__THE TASK__.
Every entry must appear in the output exactly as it does here.

[Records excerpted from a collection]
○ ○ ○ ○
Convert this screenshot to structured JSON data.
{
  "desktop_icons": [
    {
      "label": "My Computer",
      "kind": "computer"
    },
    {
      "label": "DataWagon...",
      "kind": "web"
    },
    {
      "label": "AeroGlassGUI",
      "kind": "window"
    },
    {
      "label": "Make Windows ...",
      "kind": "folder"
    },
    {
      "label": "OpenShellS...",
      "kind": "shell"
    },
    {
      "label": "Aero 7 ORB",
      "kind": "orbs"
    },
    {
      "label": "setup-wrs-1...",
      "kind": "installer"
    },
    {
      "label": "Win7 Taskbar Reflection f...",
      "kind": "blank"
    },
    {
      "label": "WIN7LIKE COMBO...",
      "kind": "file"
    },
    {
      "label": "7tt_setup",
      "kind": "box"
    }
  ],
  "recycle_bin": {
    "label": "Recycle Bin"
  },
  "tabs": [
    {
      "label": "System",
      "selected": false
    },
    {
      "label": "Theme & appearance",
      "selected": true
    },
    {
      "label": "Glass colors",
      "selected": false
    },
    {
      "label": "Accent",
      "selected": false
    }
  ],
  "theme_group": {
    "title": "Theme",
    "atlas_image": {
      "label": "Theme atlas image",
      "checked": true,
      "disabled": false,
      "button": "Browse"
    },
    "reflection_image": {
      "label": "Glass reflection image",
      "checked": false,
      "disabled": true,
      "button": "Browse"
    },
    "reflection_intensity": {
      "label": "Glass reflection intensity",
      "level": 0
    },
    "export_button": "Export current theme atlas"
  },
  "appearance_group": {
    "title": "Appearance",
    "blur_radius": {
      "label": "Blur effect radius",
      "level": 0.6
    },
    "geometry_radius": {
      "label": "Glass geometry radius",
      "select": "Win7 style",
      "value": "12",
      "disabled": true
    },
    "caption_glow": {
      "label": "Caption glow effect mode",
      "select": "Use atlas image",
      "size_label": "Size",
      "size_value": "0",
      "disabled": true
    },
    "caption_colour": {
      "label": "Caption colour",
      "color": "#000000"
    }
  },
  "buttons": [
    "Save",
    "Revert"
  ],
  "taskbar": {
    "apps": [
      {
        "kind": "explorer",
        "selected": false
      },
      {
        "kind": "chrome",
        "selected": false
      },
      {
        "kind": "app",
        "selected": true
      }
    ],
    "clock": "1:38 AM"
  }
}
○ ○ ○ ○
__WRITTEN ANSWER__.
Convert this screenshot to structured JSON data.
{
  "desktop_icons": [
    {
      "label": "My Computer",
      "kind": "computer"
    },
    {
      "label": "DataWagon...",
      "kind": "web"
    },
    {
      "label": "AeroGlassGUI",
      "kind": "window"
    },
    {
      "label": "Make Windows ...",
      "kind": "folder"
    },
    {
      "label": "OpenShellS...",
      "kind": "shell"
    },
    {
      "label": "Aero 7 ORB",
      "kind": "orbs"
    },
    {
      "label": "setup-wrs-1...",
      "kind": "installer"
    },
    {
      "label": "Win7 Taskbar Reflection f...",
      "kind": "blank"
    },
    {
      "label": "WIN7LIKE COMBO...",
      "kind": "file"
    },
    {
      "label": "7tt_setup",
      "kind": "box"
    }
  ],
  "recycle_bin": {
    "label": "Recycle Bin"
  },
  "tabs": [
    {
      "label": "System",
      "selected": false
    },
    {
      "label": "Theme & appearance",
      "selected": true
    },
    {
      "label": "Glass colors",
      "selected": false
    },
    {
      "label": "Accent",
      "selected": false
    }
  ],
  "theme_group": {
    "title": "Theme",
    "atlas_image": {
      "label": "Theme atlas image",
      "checked": true,
      "disabled": false,
      "button": "Browse"
    },
    "reflection_image": {
      "label": "Glass reflection image",
      "checked": false,
      "disabled": true,
      "button": "Browse"
    },
    "reflection_intensity": {
      "label": "Glass reflection intensity",
      "level": 0
    },
    "export_button": "Export current theme atlas"
  },
  "appearance_group": {
    "title": "Appearance",
    "blur_radius": {
      "label": "Blur effect radius",
      "level": 0.6
    },
    "geometry_radius": {
      "label": "Glass geometry radius",
      "select": "Win7 style",
      "value": "12",
      "disabled": true
    },
    "caption_glow": {
      "label": "Caption glow effect mode",
      "select": "Use atlas image",
      "size_label": "Size",
      "size_value": "0",
      "disabled": true
    },
    "caption_colour": {
      "label": "Caption colour",
      "color": "#000000"
    }
  },
  "buttons": [
    "Save",
    "Revert"
  ],
  "taskbar": {
    "apps": [
      {
        "kind": "explorer",
        "selected": false
      },
      {
        "kind": "chrome",
        "selected": false
      },
      {
        "kind": "app",
        "selected": true
      }
    ],
    "clock": "1:38 AM"
  }
}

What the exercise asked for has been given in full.